Fish farms are strictly regulated in Norway, a country that highly values the importance of the 
angling industry to its businesses and rural communities.

No so in Scotland, whose government has chosen to turn a blind eye to the evidence for many years.

To these farms can also be att­ributed extensive pollution of coastal and estuarine environments throughout the west coast of Scotland to the 
detriment of wildlife and inshore fisheries.

For example, there is public concern at the loss of seabird populations due to the wholesale netting of their food supply (sand eels and other juvenile fish populations) for processing into fish meal.

It takes several tons of fish meal to grow one ton of farmed salmon.

Catches of wild Atlantic salmon have fallen precipitously in recent years such that it is now 
recognised to be an endangered species.

Responses of other countries, including Canada, Greenland, Iceland, Ireland, Faroes and England, have been to stop or to limit salmon netting operations.

The river anglers’ response has been to practice catch and release, thereby allowing more salmon to reach their upstream spawning grounds.

How has the Scottish Government responded?

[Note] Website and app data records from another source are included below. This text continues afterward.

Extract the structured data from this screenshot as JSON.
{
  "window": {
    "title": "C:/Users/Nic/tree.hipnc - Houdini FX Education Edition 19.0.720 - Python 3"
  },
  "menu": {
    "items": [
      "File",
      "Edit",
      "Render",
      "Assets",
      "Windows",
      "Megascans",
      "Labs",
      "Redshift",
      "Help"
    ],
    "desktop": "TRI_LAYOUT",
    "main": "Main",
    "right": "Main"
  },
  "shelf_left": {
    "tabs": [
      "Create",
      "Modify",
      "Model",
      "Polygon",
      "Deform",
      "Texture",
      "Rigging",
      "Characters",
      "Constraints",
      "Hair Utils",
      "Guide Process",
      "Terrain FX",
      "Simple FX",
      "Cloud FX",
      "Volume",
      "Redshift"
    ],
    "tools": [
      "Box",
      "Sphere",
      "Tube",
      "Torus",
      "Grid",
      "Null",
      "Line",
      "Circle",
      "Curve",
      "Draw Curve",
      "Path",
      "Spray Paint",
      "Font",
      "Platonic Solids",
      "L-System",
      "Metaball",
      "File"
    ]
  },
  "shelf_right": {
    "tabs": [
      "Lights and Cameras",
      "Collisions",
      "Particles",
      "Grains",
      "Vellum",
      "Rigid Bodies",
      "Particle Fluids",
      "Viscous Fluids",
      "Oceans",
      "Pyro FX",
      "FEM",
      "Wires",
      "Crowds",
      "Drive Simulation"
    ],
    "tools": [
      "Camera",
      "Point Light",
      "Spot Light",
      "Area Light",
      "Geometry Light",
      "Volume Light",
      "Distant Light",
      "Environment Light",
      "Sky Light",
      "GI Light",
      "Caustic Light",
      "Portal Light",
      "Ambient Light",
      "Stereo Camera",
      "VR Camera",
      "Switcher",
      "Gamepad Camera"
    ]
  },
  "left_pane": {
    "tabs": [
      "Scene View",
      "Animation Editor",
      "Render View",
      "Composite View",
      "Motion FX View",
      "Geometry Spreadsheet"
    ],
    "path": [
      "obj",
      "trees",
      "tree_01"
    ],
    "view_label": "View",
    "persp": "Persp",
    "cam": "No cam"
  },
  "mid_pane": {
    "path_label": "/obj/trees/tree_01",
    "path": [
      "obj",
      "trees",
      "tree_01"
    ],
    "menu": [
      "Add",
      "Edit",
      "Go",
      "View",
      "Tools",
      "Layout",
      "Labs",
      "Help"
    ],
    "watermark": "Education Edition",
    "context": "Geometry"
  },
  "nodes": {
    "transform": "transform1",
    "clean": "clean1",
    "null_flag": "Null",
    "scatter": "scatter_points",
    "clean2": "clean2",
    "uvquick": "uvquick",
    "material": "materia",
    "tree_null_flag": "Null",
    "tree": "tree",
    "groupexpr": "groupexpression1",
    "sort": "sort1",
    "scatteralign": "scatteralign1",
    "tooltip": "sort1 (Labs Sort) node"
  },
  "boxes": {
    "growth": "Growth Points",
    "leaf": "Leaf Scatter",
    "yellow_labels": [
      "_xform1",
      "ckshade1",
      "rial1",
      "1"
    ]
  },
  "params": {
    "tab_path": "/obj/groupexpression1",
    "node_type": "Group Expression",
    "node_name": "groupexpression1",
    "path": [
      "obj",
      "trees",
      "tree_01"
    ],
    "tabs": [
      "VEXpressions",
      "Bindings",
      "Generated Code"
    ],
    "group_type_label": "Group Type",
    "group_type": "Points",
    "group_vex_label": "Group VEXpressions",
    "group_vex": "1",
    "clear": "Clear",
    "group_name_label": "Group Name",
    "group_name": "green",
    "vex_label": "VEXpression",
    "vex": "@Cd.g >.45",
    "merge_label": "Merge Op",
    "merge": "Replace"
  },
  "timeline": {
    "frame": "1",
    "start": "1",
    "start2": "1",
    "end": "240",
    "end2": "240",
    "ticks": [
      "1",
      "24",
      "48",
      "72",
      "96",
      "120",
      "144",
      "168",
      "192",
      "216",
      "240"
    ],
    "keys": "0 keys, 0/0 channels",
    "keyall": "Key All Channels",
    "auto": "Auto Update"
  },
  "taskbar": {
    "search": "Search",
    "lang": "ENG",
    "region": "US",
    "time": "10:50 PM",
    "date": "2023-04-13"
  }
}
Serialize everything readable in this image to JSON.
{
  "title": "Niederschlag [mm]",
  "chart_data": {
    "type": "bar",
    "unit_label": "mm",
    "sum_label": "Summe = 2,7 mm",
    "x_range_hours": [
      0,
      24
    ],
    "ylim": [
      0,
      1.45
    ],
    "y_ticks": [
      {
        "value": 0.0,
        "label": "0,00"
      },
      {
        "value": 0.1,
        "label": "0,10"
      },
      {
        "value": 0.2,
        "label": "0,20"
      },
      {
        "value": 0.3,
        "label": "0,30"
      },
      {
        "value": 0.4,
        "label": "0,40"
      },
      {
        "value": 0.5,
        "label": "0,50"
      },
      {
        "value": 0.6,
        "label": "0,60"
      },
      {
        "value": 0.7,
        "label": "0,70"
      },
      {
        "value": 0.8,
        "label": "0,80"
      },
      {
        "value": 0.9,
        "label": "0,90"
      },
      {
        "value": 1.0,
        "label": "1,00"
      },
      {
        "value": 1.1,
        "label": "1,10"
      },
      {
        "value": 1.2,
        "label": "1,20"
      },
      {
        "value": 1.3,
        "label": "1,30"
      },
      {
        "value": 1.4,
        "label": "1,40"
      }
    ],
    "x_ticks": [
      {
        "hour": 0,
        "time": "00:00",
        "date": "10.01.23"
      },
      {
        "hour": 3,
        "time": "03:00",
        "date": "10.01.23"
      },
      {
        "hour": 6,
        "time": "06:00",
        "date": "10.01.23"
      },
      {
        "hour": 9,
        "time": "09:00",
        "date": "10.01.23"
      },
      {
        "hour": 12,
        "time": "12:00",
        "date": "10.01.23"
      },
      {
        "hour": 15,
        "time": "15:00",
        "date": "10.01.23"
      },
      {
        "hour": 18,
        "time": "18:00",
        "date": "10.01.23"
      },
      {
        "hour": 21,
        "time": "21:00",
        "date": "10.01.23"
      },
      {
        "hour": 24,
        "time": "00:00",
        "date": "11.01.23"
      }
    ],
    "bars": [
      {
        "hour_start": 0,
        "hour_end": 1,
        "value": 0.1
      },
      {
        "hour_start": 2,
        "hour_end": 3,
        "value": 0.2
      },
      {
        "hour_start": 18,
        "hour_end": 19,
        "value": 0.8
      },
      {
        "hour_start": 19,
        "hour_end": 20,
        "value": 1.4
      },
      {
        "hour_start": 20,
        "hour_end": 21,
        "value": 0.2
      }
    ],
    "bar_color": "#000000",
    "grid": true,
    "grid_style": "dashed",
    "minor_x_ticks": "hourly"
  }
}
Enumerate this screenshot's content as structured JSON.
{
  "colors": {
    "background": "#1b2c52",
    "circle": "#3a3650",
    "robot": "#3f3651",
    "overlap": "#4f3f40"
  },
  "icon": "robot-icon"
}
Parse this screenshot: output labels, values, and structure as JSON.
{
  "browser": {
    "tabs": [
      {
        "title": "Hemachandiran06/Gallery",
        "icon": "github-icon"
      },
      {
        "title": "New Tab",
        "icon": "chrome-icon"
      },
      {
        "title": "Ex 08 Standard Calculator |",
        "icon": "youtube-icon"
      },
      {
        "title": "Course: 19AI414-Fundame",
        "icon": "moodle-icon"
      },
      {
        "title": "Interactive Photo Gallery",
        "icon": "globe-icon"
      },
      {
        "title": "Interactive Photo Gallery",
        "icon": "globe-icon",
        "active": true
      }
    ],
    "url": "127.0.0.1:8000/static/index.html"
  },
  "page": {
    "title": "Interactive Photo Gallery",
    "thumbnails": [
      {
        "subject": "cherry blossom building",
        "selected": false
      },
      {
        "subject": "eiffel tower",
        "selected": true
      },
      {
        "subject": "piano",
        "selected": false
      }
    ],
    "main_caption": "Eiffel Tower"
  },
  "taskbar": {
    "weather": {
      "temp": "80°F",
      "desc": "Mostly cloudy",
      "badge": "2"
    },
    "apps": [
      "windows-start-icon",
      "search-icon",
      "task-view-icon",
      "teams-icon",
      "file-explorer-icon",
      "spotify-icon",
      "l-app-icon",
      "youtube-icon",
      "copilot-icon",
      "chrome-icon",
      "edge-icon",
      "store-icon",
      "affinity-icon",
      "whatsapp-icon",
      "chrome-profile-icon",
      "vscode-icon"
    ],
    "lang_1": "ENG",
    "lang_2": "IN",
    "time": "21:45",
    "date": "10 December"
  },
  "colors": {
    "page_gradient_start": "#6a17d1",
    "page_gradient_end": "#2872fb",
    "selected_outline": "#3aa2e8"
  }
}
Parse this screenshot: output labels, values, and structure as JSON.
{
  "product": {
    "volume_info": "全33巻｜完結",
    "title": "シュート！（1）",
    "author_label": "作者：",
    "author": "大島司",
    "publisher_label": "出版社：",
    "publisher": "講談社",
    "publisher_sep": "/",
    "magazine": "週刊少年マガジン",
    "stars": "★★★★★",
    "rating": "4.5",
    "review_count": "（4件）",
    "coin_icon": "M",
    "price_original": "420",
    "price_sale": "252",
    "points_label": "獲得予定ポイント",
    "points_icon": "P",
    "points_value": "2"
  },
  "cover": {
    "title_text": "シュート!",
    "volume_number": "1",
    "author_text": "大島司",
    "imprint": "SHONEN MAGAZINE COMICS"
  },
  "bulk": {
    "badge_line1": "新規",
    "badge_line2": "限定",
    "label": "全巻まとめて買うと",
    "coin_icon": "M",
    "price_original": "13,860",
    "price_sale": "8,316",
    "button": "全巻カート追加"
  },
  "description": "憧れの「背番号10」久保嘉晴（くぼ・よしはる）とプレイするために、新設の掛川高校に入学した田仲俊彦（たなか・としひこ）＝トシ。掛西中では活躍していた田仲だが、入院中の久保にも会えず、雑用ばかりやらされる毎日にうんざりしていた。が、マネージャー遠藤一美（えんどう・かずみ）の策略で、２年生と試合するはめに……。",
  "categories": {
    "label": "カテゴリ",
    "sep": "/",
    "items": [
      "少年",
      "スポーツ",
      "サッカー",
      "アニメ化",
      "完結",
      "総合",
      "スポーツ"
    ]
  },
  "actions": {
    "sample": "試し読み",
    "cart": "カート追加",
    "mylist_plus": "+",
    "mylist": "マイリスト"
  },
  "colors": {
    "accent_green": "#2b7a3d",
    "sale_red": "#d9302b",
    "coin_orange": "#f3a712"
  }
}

It has allowed salmon farms to expand, uncontrolled and ineffectively monitored.

It continues to allow mixed stock netting and expansion of Usan Fisheries netting operations in north-east Scotland which impacts on salmon runs heading for east coast rivers and probably 
European rivers too.

Alex Salmond’s latest political stalling ruse is to announce an 
independent review of wild fisheries management in Scotland (no doubt to join other ineffective 
reviews over the past 30 years) and guess what – the topic of salmon farming is excluded from the agenda.

Whatever else Alex Salmond’s political successes turn out to be, he will remembered as preferring short-term gain over long term sustainability and presiding over the most serious aquatic
environmental disaster in Scotland’s history.

Vaughan Ruckley

Blackbarony Road